Check every line of the data below for the string "难度适中", and copy the ones that hold it.

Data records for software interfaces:
*****

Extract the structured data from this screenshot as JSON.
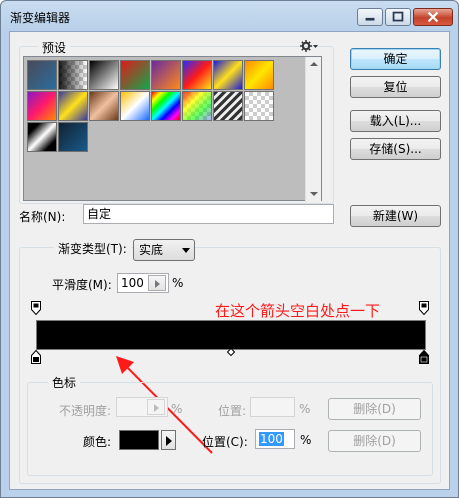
{
  "window": {
    "title": "渐变编辑器"
  },
  "presets": {
    "label": "预设"
  },
  "buttons": {
    "ok": "确定",
    "reset": "复位",
    "load": "载入(L)...",
    "save": "存储(S)...",
    "new": "新建(W)",
    "delete_opacity": "删除(D)",
    "delete_color": "删除(D)"
  },
  "name": {
    "label": "名称(N):",
    "value": "自定"
  },
  "gradient": {
    "type_label": "渐变类型(T):",
    "type_value": "实底",
    "smoothness_label": "平滑度(M):",
    "smoothness_value": "100",
    "percent": "%"
  },
  "annotation": {
    "text": "在这个箭头空白处点一下",
    "color": "#ff1a1a"
  },
  "stops": {
    "group_label": "色标",
    "opacity_label": "不透明度:",
    "opacity_value": "",
    "opacity_percent": "%",
    "opacity_location_label": "位置:",
    "opacity_location_value": "",
    "opacity_location_percent": "%",
    "color_label": "颜色:",
    "color_value": "#000000",
    "location_label": "位置(C):",
    "location_value": "100",
    "location_percent": "%"
  }
}
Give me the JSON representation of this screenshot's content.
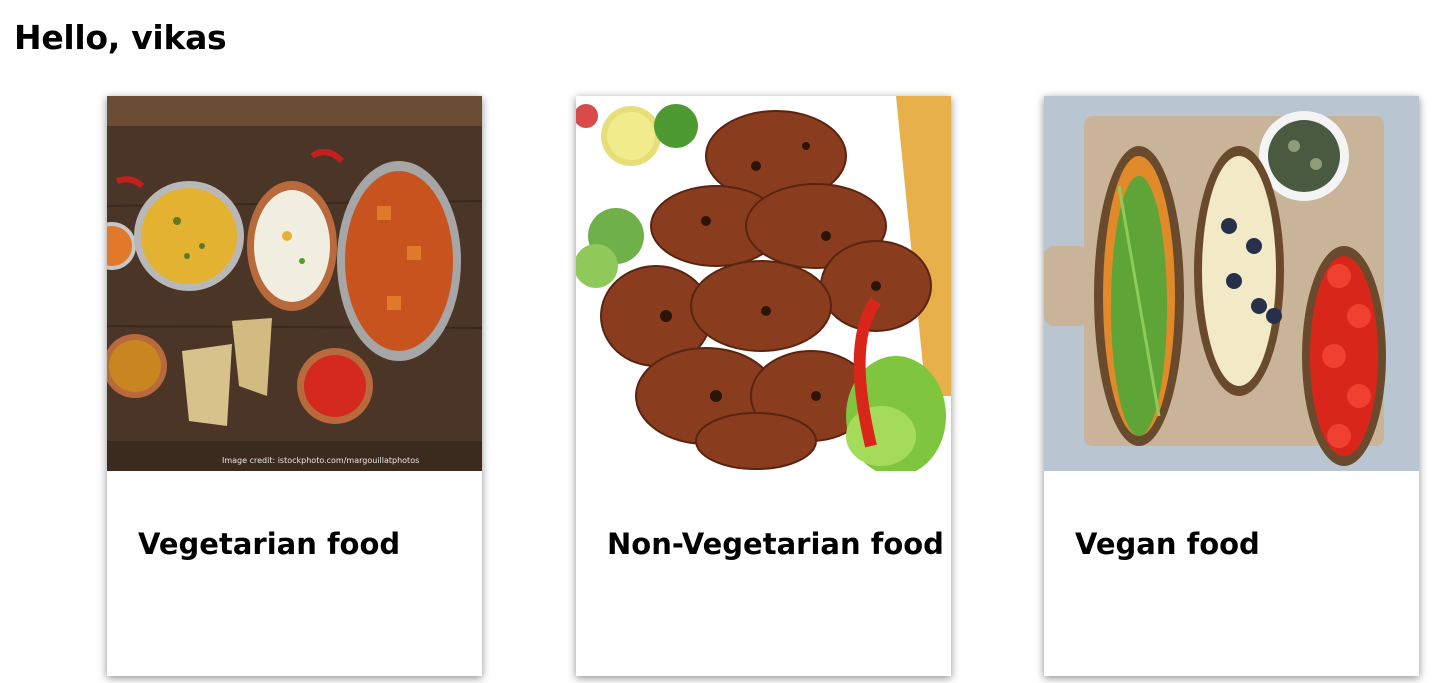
{
  "header": {
    "greeting": "Hello, vikas"
  },
  "cards": [
    {
      "title": "Vegetarian food",
      "image": "vegetarian-dishes-photo",
      "image_credit": "Image credit: istockphoto.com/margouillatphotos"
    },
    {
      "title": "Non-Vegetarian food",
      "image": "grilled-kebab-photo"
    },
    {
      "title": "Vegan food",
      "image": "vegan-toasts-photo"
    }
  ]
}
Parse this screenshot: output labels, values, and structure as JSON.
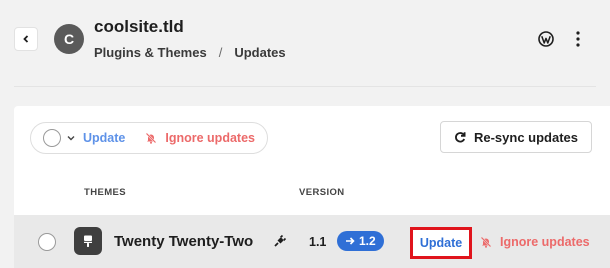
{
  "header": {
    "avatar_letter": "C",
    "site_title": "coolsite.tld",
    "breadcrumb": {
      "parent": "Plugins & Themes",
      "separator": "/",
      "current": "Updates"
    },
    "icons": {
      "back": "chevron-left-icon",
      "platform": "wordpress-icon",
      "menu": "more-vertical-icon"
    }
  },
  "toolbar": {
    "update_label": "Update",
    "ignore_label": "Ignore updates",
    "resync_label": "Re-sync updates"
  },
  "table": {
    "columns": [
      "THEMES",
      "VERSION"
    ],
    "rows": [
      {
        "name": "Twenty Twenty-Two",
        "current_version": "1.1",
        "new_version": "1.2",
        "update_label": "Update",
        "ignore_label": "Ignore updates"
      }
    ]
  },
  "colors": {
    "link_blue": "#5e92e8",
    "accent_blue": "#2f6fd6",
    "danger_red": "#ec6a6a",
    "highlight_red": "#e0141c"
  }
}
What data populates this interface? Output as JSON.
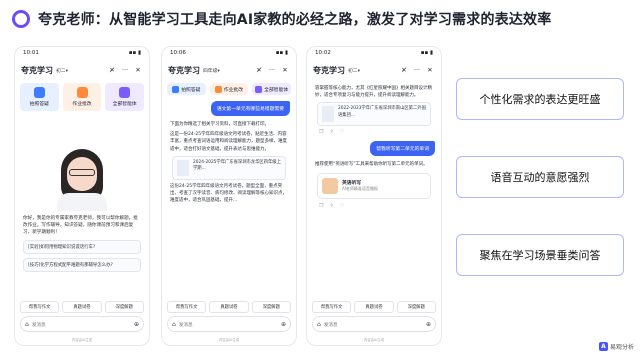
{
  "title": "夸克老师：从智能学习工具走向AI家教的必经之路，激发了对学习需求的表达效率",
  "accent_color": "#6a4cff",
  "phones": [
    {
      "time": "10:01",
      "app_name": "夸克学习",
      "grade": "初二",
      "features": [
        {
          "label": "拍照答疑",
          "icon": "camera-icon"
        },
        {
          "label": "作业批改",
          "icon": "check-icon"
        },
        {
          "label": "全部智能体",
          "icon": "grid-icon"
        }
      ],
      "intro": "你好，我是你的专属家教夸克老师，我可以帮你解题，批改作业，写作辅导，知识答疑，随你课前预习和课后复习，新学期顺利！",
      "questions": [
        "[实验]如何用物理知识说谎话行车?",
        "[技巧]化学方程式配平难题有那辅导怎么办?"
      ],
      "bottom_buttons": [
        "帮我写作文",
        "真题试卷",
        "深度解题"
      ],
      "input_placeholder": "发消息",
      "footnote": "内容由AI生成"
    },
    {
      "time": "10:06",
      "app_name": "夸克学习",
      "grade": "四年级",
      "features": [
        {
          "label": "拍照答疑",
          "icon": "camera-icon"
        },
        {
          "label": "作业批改",
          "icon": "check-icon"
        },
        {
          "label": "全部智能体",
          "icon": "grid-icon"
        }
      ],
      "user_message": "语文第一单元有哪些易错题需要",
      "ai_lines": [
        "下面为你精选了相关学习资料，可直接下载打印。",
        "这是一份24-25学年四年级语文月考试卷，贴近生活、内容丰富，重点考查词语运用和阅读理解能力，题型多样，难度适中，适合打好语文基础，提升表达与思维能力。"
      ],
      "doc_title": "2024-2025学年广东省深圳市龙华区四年级上学期...",
      "ai_lines_2": [
        "这份24-25学年四年级语文月考试卷，题型全面，重点突出，考查了汉字读音、病句修改、阅读理解等核心知识点，难度适中，适合巩固基础，提升..."
      ],
      "bottom_buttons": [
        "帮我写作文",
        "真题试卷",
        "深度解题"
      ],
      "input_placeholder": "发消息",
      "footnote": "内容由AI生成"
    },
    {
      "time": "10:02",
      "app_name": "夸克学习",
      "grade": "初二",
      "ai_top": "容掌握等核心能力，尤其《红星照耀中国》相关题目设计精妙，适合专项复习与能力提升，提升阅读理解能力。",
      "doc_title": "2022-2023学年广东省深圳市南山区第二外国语集团...",
      "user_message": "帮我听写第二单元的单词",
      "ai_lines": [
        "推荐使用“英语听写”工具来帮助你听写第二单元的单词。"
      ],
      "book_name": "英语听写",
      "book_sub": "AI老师精准语音播报",
      "bottom_buttons": [
        "帮我写作文",
        "真题试卷",
        "深度解题"
      ],
      "input_placeholder": "发消息",
      "footnote": "内容由AI生成"
    }
  ],
  "feature_cards": [
    "个性化需求的表达更旺盛",
    "语音互动的意愿强烈",
    "聚焦在学习场景垂类问答"
  ],
  "brand": "易观分析"
}
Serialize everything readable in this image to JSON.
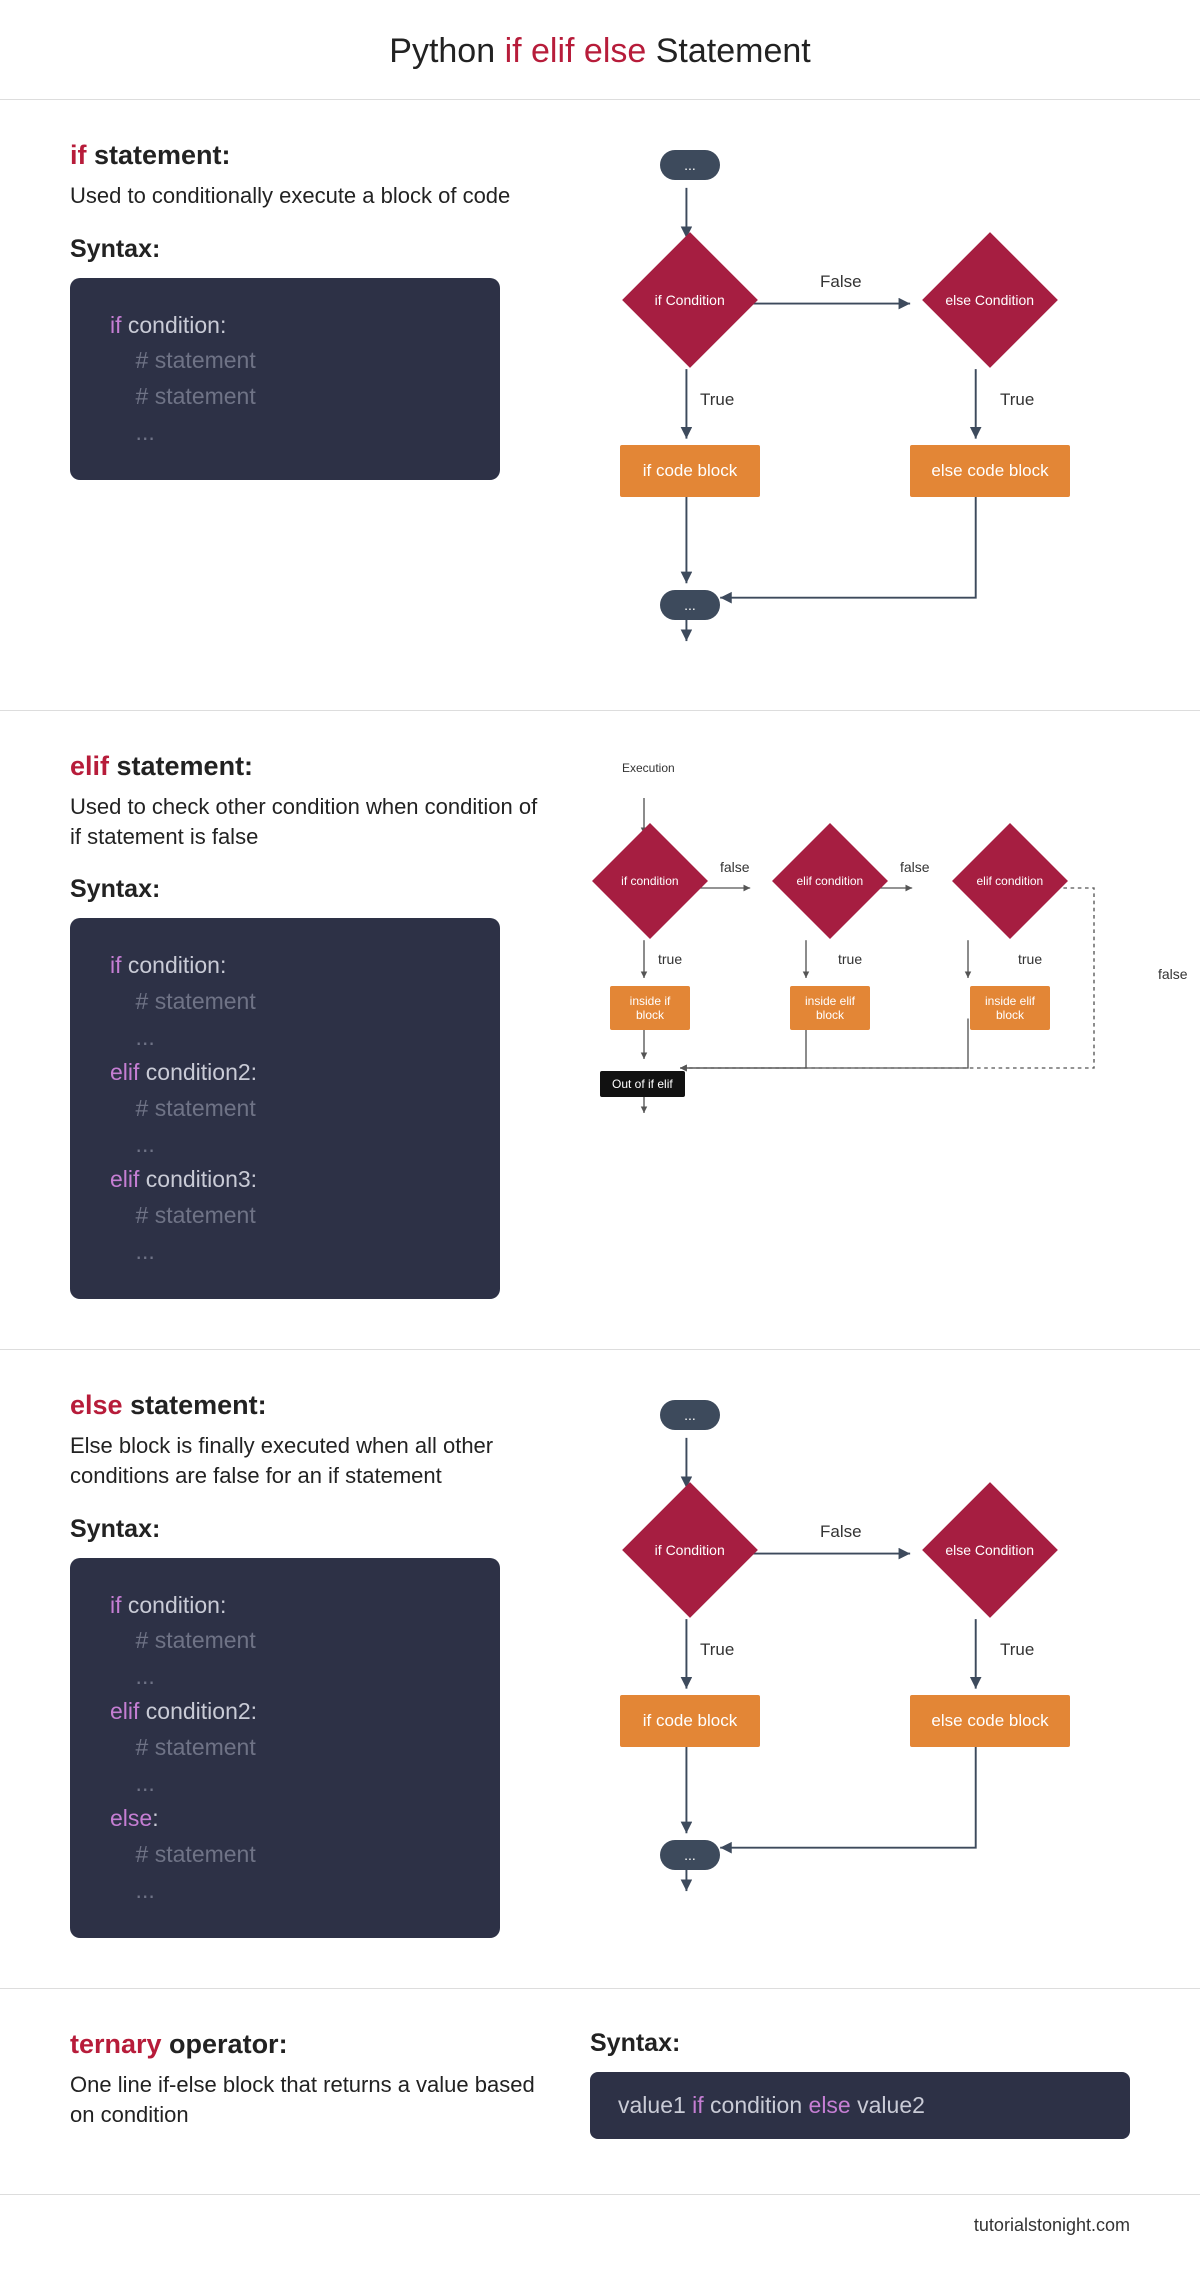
{
  "title": {
    "prefix": "Python ",
    "kw": "if elif else",
    "suffix": " Statement"
  },
  "if": {
    "kw": "if",
    "stmt_suffix": " statement:",
    "desc": "Used to conditionally execute a block of code",
    "syntax_label": "Syntax:",
    "code": {
      "l1_kw": "if",
      "l1_rest": " condition:",
      "l2": "    # statement",
      "l3": "    # statement",
      "l4": "    ..."
    },
    "flow": {
      "start": "...",
      "end": "...",
      "if_cond": "if\nCondition",
      "else_cond": "else\nCondition",
      "false": "False",
      "true": "True",
      "if_block": "if code block",
      "else_block": "else code block"
    }
  },
  "elif": {
    "kw": "elif",
    "stmt_suffix": " statement:",
    "desc": "Used to check other condition when condition of if statement is false",
    "syntax_label": "Syntax:",
    "code": {
      "l1_kw": "if",
      "l1_rest": " condition:",
      "l2": "    # statement",
      "l3": "    ...",
      "l4_kw": "elif",
      "l4_rest": " condition2:",
      "l5": "    # statement",
      "l6": "    ...",
      "l7_kw": "elif",
      "l7_rest": " condition3:",
      "l8": "    # statement",
      "l9": "    ..."
    },
    "flow": {
      "exec": "Execution",
      "if_cond": "if\ncondition",
      "elif_cond": "elif\ncondition",
      "false": "false",
      "true": "true",
      "if_block": "inside if\nblock",
      "elif_block": "inside elif\nblock",
      "out": "Out of if elif"
    }
  },
  "else": {
    "kw": "else",
    "stmt_suffix": " statement:",
    "desc": "Else block is finally executed when all other conditions are false for an if statement",
    "syntax_label": "Syntax:",
    "code": {
      "l1_kw": "if",
      "l1_rest": " condition:",
      "l2": "    # statement",
      "l3": "    ...",
      "l4_kw": "elif",
      "l4_rest": " condition2:",
      "l5": "    # statement",
      "l6": "    ...",
      "l7_kw": "else",
      "l7_rest": ":",
      "l8": "    # statement",
      "l9": "    ..."
    },
    "flow": {
      "start": "...",
      "end": "...",
      "if_cond": "if\nCondition",
      "else_cond": "else\nCondition",
      "false": "False",
      "true": "True",
      "if_block": "if code block",
      "else_block": "else code block"
    }
  },
  "ternary": {
    "kw": "ternary",
    "stmt_suffix": " operator:",
    "desc": "One line if-else block that returns a value based on condition",
    "syntax_label": "Syntax:",
    "code": {
      "v1": "value1 ",
      "if": "if",
      "cond": " condition ",
      "else": "else",
      "v2": " value2"
    }
  },
  "footer": "tutorialstonight.com"
}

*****

**YOUR RESPONSE:**
        "这是一份24-25学年四年级语文月考试卷，贴近生活、内容丰富，重点考查词语运用和阅读理解能力，题型多样，难度适中，适合打好语文基础，提升表达与思维能力。"
        "这份24-25学年四年级语文月考试卷，题型全面，重点突出，考查了汉字读音、病句修改、阅读理解等核心知识点，难度适中，适合巩固基础，提升..."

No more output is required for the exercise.